Do they have medications for a 75-year-old woman who shakes really badly but doesn't have Parkinson's?

4 answers | Last updated: Nov 24, 2016
Forgiven asked...

Do they have medications for a 75-year-old woman who shakes really badly but doesn't have Parkinson's?

Expert Answers

Dr. Leslie Kernisan is the author of a popular blog and podcast at She is also a clinical instructor in the University of California, San Francisco, Division of Geriatrics.

It sounds like the person you're concerned about has some kind of tremor (the medical term for regular shaking of a body part), and someone has told you it's not Parkinson’s disease.  There are medications available to treat tremor, but to prescribe the right medication for this woman, more information about what kind of tremor she has is needed, since tremor can be associated with several different conditions. You should also know that some tremors are actually caused by medications, in which case the recommended treatment may be to reduce or remove the drug that induced this side effect.

Before you get medication to treat an older woman with tremor, I would make sure that a doctor has tried to figure out what's causing her to shake.  It's especially important to notice whether the tremor happens when the person is resting, versus standing or in action.  For instance, resting tremors are classic signs of Parkinson's disease, and even if her doctor says it's not Parkinson’s now, it still could either become Parkinson's or be associated with a disease related to Parkinson's. If Parkinson's has already been ruled out by her physician and you remain doubtful of the diagnosis, you can always seek a second opinion.

But most tremors are postural or action tremors, which means the shaking happens when a person holds out an arm, is standing, or is trying to do something like write or point a finger.  If an action tremor is investigated and no particular disease or medication is found to be the cause, then the person is usually diagnosed with what's called essential tremor. 

Essential tremor can be treated with a medication called propranolol, but this drug usually causes lower blood pressure and slower heart rate, both of which can increase the risk of falling for an older person.  Other medications sometimes used to treat essential tremor include anti-seizure drugs such as primidone and gapabentin, but these can also cause problematic side effects in the elderly.

So while there are treatments available to treat tremors, these drugs may lead to problems that are worse than shaking.  I would certainly recommend a physician's evaluation to figure out what's behind the tremor, if that hasn't been done.  One of the questions you'll want to address is how disabling or unsettling the shaking is to the woman concerned. Once these issues have been explored, you and your loved one can talk with her doctor about whether a medication to try to control the shaking might be appropriate. 

Community Answers

Nicky1 answered...

Hi - My mom just transferred from a hospital to a rehab center. She was falling down a lot and the nurse told me her blood pressure has been fluctuating and low. It's different when she sits, stands and lays down. She has Parkinsons and essential tremors. The essential tremors has run in each member of the family on my grandmother's side of the family. She just fractured a leg while falling. Her hands are bad without the medication. Should she check with her doctor re the anti-seizure drugs you discuss above - primidone and gapabentin? Do you have any other suggestions? Thank you, Nicky
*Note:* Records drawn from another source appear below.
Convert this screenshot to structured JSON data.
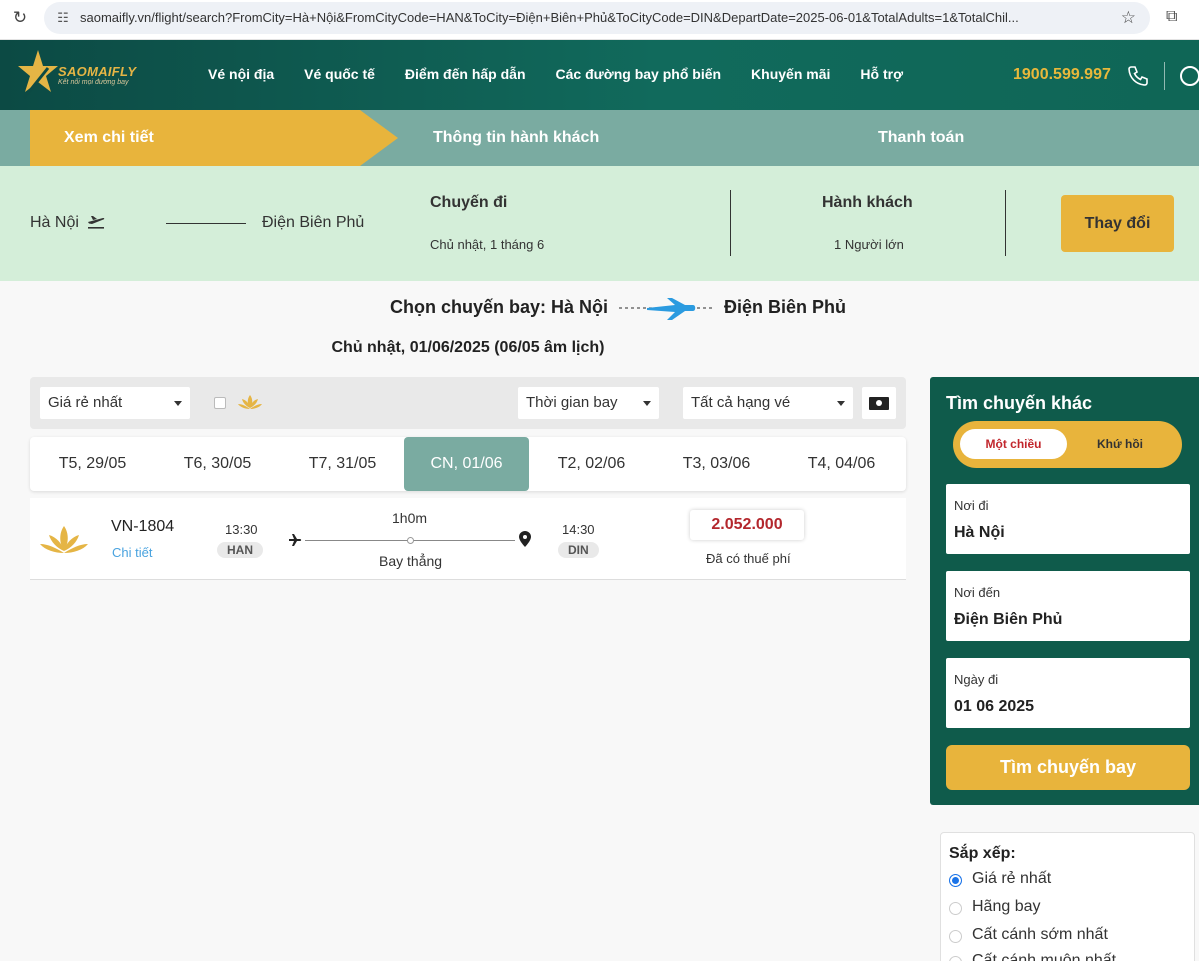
{
  "browser": {
    "url": "saomaifly.vn/flight/search?FromCity=Hà+Nội&FromCityCode=HAN&ToCity=Điện+Biên+Phủ&ToCityCode=DIN&DepartDate=2025-06-01&TotalAdults=1&TotalChil..."
  },
  "header": {
    "brand": "SAOMAIFLY",
    "slogan": "Kết nối mọi đường bay",
    "nav": [
      "Vé nội địa",
      "Vé quốc tế",
      "Điểm đến hấp dẫn",
      "Các đường bay phổ biến",
      "Khuyến mãi",
      "Hỗ trợ"
    ],
    "hotline": "1900.599.997"
  },
  "steps": [
    "Xem chi tiết",
    "Thông tin hành khách",
    "Thanh toán"
  ],
  "summary": {
    "from": "Hà Nội",
    "to": "Điện Biên Phủ",
    "trip_title": "Chuyến đi",
    "trip_date": "Chủ nhật, 1 tháng 6",
    "pax_title": "Hành khách",
    "pax_value": "1 Người lớn",
    "change_button": "Thay đổi"
  },
  "heading": {
    "prefix": "Chọn chuyến bay: Hà Nội",
    "dest": "Điện Biên Phủ",
    "date": "Chủ nhật, 01/06/2025 (06/05 âm lịch)"
  },
  "filters": {
    "sort_select": "Giá rẻ nhất",
    "time_select": "Thời gian bay",
    "class_select": "Tất cả hạng vé"
  },
  "date_tabs": [
    "T5, 29/05",
    "T6, 30/05",
    "T7, 31/05",
    "CN, 01/06",
    "T2, 02/06",
    "T3, 03/06",
    "T4, 04/06"
  ],
  "active_date_index": 3,
  "flight": {
    "code": "VN-1804",
    "detail_link": "Chi tiết",
    "depart_time": "13:30",
    "depart_code": "HAN",
    "duration": "1h0m",
    "stop_type": "Bay thẳng",
    "arrive_time": "14:30",
    "arrive_code": "DIN",
    "price": "2.052.000",
    "tax_note": "Đã có thuế phí"
  },
  "side_search": {
    "title": "Tìm chuyến khác",
    "one_way": "Một chiều",
    "round_trip": "Khứ hồi",
    "from_label": "Nơi đi",
    "from_value": "Hà Nội",
    "to_label": "Nơi đến",
    "to_value": "Điện Biên Phủ",
    "date_label": "Ngày đi",
    "date_value": "01 06 2025",
    "search_button": "Tìm chuyến bay"
  },
  "sort": {
    "title": "Sắp xếp:",
    "options": [
      "Giá rẻ nhất",
      "Hãng bay",
      "Cất cánh sớm nhất",
      "Cất cánh muộn nhất"
    ],
    "selected_index": 0
  },
  "colors": {
    "header_green": "#116a5c",
    "gold": "#e8b43c",
    "teal_tab": "#7aaba1",
    "summary_bg": "#d4eed9",
    "price_red": "#b3272d"
  }
}
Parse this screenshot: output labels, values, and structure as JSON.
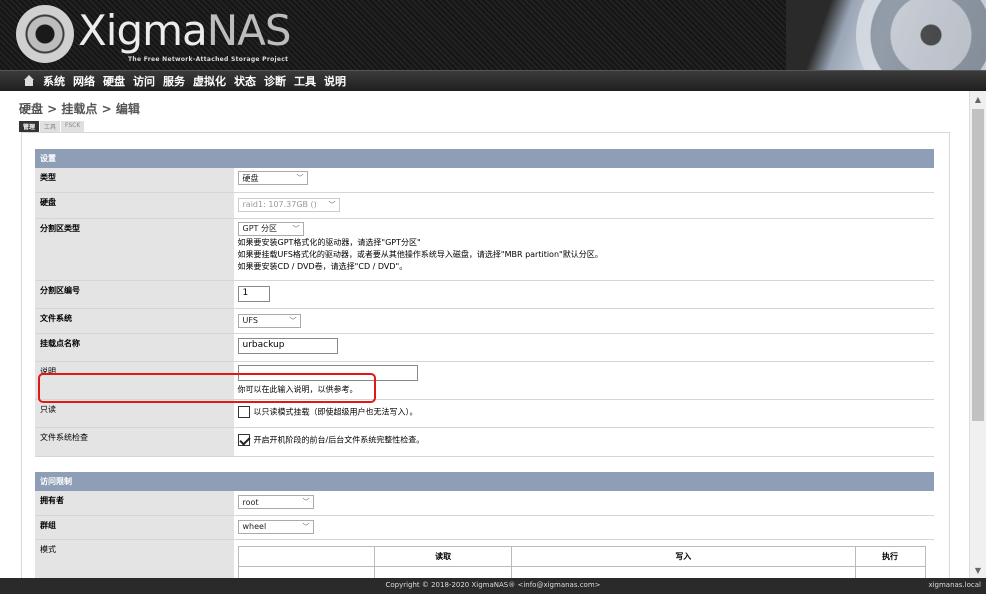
{
  "header": {
    "logo_main": "Xigma",
    "logo_accent": "NAS",
    "logo_subtitle": "The Free Network-Attached Storage Project"
  },
  "nav": [
    "系统",
    "网络",
    "硬盘",
    "访问",
    "服务",
    "虚拟化",
    "状态",
    "诊断",
    "工具",
    "说明"
  ],
  "breadcrumb": "硬盘 > 挂载点 > 编辑",
  "tabs": [
    "管理",
    "工具",
    "FSCK"
  ],
  "settings": {
    "section_title": "设置",
    "type": {
      "label": "类型",
      "value": "硬盘"
    },
    "disk": {
      "label": "硬盘",
      "value": "raid1: 107.37GB ()"
    },
    "partition_type": {
      "label": "分割区类型",
      "value": "GPT 分区",
      "help1": "如果要安装GPT格式化的驱动器，请选择\"GPT分区\"",
      "help2": "如果要挂载UFS格式化的驱动器，或者要从其他操作系统导入磁盘，请选择\"MBR partition\"默认分区。",
      "help3": "如果要安装CD / DVD卷，请选择\"CD / DVD\"。"
    },
    "partition_number": {
      "label": "分割区编号",
      "value": "1"
    },
    "filesystem": {
      "label": "文件系统",
      "value": "UFS"
    },
    "mount_name": {
      "label": "挂载点名称",
      "value": "urbackup"
    },
    "description": {
      "label": "说明",
      "value": "",
      "help": "你可以在此输入说明，以供参考。"
    },
    "readonly": {
      "label": "只读",
      "text": "以只读模式挂载（即使超级用户也无法写入）。",
      "checked": false
    },
    "fsck": {
      "label": "文件系统检查",
      "text": "开启开机阶段的前台/后台文件系统完整性检查。",
      "checked": true
    }
  },
  "access": {
    "section_title": "访问限制",
    "owner": {
      "label": "拥有者",
      "value": "root"
    },
    "group": {
      "label": "群组",
      "value": "wheel"
    },
    "mode": {
      "label": "模式",
      "headers": [
        "",
        "读取",
        "写入",
        "执行"
      ]
    }
  },
  "footer": {
    "copyright": "Copyright © 2018-2020 XigmaNAS® <info@xigmanas.com>",
    "hostname": "xigmanas.local"
  }
}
Nathanael answered...

What about Huntington's Disease? Or there is another disorder that acts like Parkinson but is not. A relative on my father's side had surgery to put a wire in his brain to control the shaking and immediately the tremors stopped. They left the wire there if his tremors reappeared.

Foolintherain answered...

Does she drink a lot? No offense intended but alcohol withdrawal definitely causes the shakes in which cause a benzo like Librium, valium or ativan would be indicated. A friend of mine was an alcoholic and when he went to jail they gave him Librium obviously because he couldn't get any booze(easily anyway) in jail and acute alcohol withdrawal can be fatal.